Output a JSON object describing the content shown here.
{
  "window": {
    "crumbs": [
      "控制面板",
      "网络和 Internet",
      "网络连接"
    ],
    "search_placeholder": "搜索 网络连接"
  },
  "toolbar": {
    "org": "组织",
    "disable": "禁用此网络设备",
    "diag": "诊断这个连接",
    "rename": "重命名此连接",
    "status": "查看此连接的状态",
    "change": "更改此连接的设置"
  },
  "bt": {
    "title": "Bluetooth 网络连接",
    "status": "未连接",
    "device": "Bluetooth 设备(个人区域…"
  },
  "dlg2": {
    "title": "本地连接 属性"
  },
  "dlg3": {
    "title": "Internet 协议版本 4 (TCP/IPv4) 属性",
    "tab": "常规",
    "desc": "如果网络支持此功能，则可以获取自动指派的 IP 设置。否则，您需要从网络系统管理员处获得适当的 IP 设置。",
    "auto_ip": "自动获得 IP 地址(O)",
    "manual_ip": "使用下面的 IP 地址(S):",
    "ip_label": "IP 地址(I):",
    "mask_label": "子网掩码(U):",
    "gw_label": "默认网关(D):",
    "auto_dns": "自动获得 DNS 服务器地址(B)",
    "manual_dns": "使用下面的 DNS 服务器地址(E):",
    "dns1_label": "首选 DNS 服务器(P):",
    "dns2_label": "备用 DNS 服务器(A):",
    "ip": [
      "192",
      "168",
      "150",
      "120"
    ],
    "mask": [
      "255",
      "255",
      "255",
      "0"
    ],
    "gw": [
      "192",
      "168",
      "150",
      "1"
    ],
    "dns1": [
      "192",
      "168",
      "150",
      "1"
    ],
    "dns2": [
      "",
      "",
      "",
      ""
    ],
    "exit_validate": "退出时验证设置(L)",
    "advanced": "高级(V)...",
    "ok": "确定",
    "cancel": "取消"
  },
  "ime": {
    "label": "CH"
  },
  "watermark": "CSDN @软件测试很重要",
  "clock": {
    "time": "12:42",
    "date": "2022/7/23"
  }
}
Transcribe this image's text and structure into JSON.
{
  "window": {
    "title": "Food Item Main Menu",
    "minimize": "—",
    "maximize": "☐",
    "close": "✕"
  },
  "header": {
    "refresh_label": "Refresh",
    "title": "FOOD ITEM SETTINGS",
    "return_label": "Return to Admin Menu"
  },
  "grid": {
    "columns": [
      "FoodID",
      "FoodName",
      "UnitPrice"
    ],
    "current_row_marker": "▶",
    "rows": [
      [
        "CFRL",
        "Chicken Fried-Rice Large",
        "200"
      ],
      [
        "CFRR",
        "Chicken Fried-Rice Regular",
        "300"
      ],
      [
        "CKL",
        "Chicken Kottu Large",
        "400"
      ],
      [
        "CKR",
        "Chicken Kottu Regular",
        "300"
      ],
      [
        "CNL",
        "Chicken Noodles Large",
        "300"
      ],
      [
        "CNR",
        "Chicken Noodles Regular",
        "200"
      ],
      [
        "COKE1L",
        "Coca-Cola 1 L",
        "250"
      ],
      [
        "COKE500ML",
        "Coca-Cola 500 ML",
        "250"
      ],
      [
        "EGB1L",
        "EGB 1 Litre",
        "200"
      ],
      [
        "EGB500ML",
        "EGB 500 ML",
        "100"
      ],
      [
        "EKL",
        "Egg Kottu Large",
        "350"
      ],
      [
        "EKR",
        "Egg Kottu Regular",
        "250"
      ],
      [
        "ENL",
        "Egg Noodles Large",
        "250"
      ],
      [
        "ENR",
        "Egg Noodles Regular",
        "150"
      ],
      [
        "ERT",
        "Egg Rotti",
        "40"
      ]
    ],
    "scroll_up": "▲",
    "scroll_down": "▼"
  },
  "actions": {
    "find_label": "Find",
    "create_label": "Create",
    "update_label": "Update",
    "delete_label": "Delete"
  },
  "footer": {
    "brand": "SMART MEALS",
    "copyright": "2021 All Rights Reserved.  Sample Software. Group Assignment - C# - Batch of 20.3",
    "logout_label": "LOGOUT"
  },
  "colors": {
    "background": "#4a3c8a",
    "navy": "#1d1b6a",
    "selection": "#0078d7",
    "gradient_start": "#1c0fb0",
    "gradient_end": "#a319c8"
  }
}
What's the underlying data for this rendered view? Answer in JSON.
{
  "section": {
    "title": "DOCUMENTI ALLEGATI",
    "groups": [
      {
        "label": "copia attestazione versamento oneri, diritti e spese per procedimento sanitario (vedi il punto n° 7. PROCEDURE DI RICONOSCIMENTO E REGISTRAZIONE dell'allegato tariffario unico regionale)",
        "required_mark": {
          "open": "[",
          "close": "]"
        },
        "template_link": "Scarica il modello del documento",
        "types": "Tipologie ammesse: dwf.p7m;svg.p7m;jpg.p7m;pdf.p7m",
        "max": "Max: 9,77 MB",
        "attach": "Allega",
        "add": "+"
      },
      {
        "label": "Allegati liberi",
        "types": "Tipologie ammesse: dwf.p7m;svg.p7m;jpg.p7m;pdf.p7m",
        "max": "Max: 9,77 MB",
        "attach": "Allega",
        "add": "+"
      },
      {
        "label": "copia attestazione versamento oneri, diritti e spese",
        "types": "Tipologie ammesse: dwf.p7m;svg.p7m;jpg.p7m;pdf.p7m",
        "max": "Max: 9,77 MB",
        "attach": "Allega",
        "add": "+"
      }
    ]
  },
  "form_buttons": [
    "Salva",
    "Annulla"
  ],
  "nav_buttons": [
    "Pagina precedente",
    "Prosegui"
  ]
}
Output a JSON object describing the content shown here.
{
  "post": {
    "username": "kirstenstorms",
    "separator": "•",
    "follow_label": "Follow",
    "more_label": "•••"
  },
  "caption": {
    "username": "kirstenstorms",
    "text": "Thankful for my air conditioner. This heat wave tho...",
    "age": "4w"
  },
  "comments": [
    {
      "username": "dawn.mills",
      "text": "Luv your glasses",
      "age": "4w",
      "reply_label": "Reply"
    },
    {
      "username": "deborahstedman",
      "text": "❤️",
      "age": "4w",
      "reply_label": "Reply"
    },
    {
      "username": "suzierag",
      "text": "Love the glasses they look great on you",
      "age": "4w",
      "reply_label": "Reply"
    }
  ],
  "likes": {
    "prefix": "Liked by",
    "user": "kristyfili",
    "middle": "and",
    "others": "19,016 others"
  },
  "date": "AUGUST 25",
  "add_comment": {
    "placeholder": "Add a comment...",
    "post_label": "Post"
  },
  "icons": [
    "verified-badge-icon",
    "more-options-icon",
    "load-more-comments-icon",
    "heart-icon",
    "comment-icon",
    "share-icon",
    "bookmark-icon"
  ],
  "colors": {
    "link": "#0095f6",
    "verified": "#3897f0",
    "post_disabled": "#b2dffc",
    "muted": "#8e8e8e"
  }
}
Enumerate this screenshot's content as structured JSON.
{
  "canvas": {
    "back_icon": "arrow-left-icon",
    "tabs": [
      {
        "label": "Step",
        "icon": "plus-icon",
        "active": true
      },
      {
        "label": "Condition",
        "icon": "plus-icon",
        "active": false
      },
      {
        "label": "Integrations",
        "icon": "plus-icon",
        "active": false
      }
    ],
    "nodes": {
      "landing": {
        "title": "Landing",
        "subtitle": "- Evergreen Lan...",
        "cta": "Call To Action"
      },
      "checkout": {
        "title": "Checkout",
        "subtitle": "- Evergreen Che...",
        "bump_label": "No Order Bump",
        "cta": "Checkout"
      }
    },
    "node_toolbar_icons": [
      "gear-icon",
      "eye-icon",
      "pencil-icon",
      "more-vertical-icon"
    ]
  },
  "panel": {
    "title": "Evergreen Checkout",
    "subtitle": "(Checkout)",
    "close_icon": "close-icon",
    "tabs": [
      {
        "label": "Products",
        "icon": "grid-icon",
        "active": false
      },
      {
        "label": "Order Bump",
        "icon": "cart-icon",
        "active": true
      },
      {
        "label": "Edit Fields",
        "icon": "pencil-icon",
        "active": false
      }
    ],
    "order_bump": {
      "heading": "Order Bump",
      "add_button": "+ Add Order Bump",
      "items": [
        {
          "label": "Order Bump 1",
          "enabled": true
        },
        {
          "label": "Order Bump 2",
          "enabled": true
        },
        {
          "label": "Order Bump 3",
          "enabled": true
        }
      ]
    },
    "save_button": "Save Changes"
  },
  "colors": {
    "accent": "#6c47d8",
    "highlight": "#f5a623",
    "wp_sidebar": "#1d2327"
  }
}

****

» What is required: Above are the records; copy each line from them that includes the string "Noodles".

» Result:
        "Chicken Noodles Large",
        "Chicken Noodles Regular",
        "Egg Noodles Large",
        "Egg Noodles Regular",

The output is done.